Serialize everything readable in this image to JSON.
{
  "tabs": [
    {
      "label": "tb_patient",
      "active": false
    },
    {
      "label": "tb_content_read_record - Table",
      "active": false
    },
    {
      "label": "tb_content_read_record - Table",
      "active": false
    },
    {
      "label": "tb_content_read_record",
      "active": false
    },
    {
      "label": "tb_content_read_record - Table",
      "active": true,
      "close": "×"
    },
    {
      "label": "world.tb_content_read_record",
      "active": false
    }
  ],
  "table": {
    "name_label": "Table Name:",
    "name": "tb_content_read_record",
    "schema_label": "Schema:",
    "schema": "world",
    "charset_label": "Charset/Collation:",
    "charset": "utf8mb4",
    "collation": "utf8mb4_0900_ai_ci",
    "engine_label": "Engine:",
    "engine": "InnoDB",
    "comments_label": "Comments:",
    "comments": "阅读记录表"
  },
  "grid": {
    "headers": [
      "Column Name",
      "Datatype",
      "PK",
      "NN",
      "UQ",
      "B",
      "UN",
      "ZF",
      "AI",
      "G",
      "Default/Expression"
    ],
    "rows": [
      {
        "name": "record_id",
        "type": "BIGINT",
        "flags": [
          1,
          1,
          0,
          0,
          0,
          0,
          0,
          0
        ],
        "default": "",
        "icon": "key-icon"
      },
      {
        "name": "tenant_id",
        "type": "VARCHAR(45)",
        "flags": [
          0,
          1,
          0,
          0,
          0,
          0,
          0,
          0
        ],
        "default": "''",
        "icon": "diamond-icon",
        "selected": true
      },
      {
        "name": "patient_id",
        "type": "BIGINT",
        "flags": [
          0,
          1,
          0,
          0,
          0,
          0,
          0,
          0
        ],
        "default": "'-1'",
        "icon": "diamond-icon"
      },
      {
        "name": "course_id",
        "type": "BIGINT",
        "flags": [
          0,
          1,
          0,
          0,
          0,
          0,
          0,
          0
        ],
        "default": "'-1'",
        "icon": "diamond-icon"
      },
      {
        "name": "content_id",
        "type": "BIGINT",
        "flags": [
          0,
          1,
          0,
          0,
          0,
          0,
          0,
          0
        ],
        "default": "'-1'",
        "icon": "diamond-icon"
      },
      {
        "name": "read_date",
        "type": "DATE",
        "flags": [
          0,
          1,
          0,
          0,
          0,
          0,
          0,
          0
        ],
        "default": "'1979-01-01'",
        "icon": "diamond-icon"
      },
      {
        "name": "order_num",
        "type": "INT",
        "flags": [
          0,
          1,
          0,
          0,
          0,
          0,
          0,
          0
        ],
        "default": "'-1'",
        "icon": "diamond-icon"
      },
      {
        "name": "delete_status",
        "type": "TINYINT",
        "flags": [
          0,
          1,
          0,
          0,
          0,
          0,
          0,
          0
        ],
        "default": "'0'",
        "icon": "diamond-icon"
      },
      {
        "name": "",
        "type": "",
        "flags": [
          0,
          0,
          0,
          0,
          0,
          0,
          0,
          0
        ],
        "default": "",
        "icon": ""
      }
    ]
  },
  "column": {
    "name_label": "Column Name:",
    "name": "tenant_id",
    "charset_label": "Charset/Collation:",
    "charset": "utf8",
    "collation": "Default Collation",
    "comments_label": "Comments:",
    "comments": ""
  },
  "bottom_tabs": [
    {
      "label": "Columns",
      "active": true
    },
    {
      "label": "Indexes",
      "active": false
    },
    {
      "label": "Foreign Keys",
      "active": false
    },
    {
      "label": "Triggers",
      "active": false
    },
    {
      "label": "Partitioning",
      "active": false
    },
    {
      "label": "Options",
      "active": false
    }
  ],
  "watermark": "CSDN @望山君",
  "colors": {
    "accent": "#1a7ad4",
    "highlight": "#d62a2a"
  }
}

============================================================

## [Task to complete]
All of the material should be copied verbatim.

## [Answer section]
Serialize everything readable in this image to JSON.
{
  "tabs": [
    {
      "label": "tb_patient",
      "active": false
    },
    {
      "label": "tb_content_read_record - Table",
      "active": false
    },
    {
      "label": "tb_content_read_record - Table",
      "active": false
    },
    {
      "label": "tb_content_read_record",
      "active": false
    },
    {
      "label": "tb_content_read_record - Table",
      "active": true,
      "close": "×"
    },
    {
      "label": "world.tb_content_read_record",
      "active": false
    }
  ],
  "table": {
    "name_label": "Table Name:",
    "name": "tb_content_read_record",
    "schema_label": "Schema:",
    "schema": "world",
    "charset_label": "Charset/Collation:",
    "charset": "utf8mb4",
    "collation": "utf8mb4_0900_ai_ci",
    "engine_label": "Engine:",
    "engine": "InnoDB",
    "comments_label": "Comments:",
    "comments": "阅读记录表"
  },
  "grid": {
    "headers": [
      "Column Name",
      "Datatype",
      "PK",
      "NN",
      "UQ",
      "B",
      "UN",
      "ZF",
      "AI",
      "G",
      "Default/Expression"
    ],
    "rows": [
      {
        "name": "record_id",
        "type": "BIGINT",
        "flags": [
          1,
          1,
          0,
          0,
          0,
          0,
          0,
          0
        ],
        "default": "",
        "icon": "key-icon"
      },
      {
        "name": "tenant_id",
        "type": "VARCHAR(45)",
        "flags": [
          0,
          1,
          0,
          0,
          0,
          0,
          0,
          0
        ],
        "default": "''",
        "icon": "diamond-icon",
        "selected": true
      },
      {
        "name": "patient_id",
        "type": "BIGINT",
        "flags": [
          0,
          1,
          0,
          0,
          0,
          0,
          0,
          0
        ],
        "default": "'-1'",
        "icon": "diamond-icon"
      },
      {
        "name": "course_id",
        "type": "BIGINT",
        "flags": [
          0,
          1,
          0,
          0,
          0,
          0,
          0,
          0
        ],
        "default": "'-1'",
        "icon": "diamond-icon"
      },
      {
        "name": "content_id",
        "type": "BIGINT",
        "flags": [
          0,
          1,
          0,
          0,
          0,
          0,
          0,
          0
        ],
        "default": "'-1'",
        "icon": "diamond-icon"
      },
      {
        "name": "read_date",
        "type": "DATE",
        "flags": [
          0,
          1,
          0,
          0,
          0,
          0,
          0,
          0
        ],
        "default": "'1979-01-01'",
        "icon": "diamond-icon"
      },
      {
        "name": "order_num",
        "type": "INT",
        "flags": [
          0,
          1,
          0,
          0,
          0,
          0,
          0,
          0
        ],
        "default": "'-1'",
        "icon": "diamond-icon"
      },
      {
        "name": "delete_status",
        "type": "TINYINT",
        "flags": [
          0,
          1,
          0,
          0,
          0,
          0,
          0,
          0
        ],
        "default": "'0'",
        "icon": "diamond-icon"
      },
      {
        "name": "",
        "type": "",
        "flags": [
          0,
          0,
          0,
          0,
          0,
          0,
          0,
          0
        ],
        "default": "",
        "icon": ""
      }
    ]
  },
  "column": {
    "name_label": "Column Name:",
    "name": "tenant_id",
    "charset_label": "Charset/Collation:",
    "charset": "utf8",
    "collation": "Default Collation",
    "comments_label": "Comments:",
    "comments": ""
  },
  "bottom_tabs": [
    {
      "label": "Columns",
      "active": true
    },
    {
      "label": "Indexes",
      "active": false
    },
    {
      "label": "Foreign Keys",
      "active": false
    },
    {
      "label": "Triggers",
      "active": false
    },
    {
      "label": "Partitioning",
      "active": false
    },
    {
      "label": "Options",
      "active": false
    }
  ],
  "watermark": "CSDN @望山君",
  "colors": {
    "accent": "#1a7ad4",
    "highlight": "#d62a2a"
  }
}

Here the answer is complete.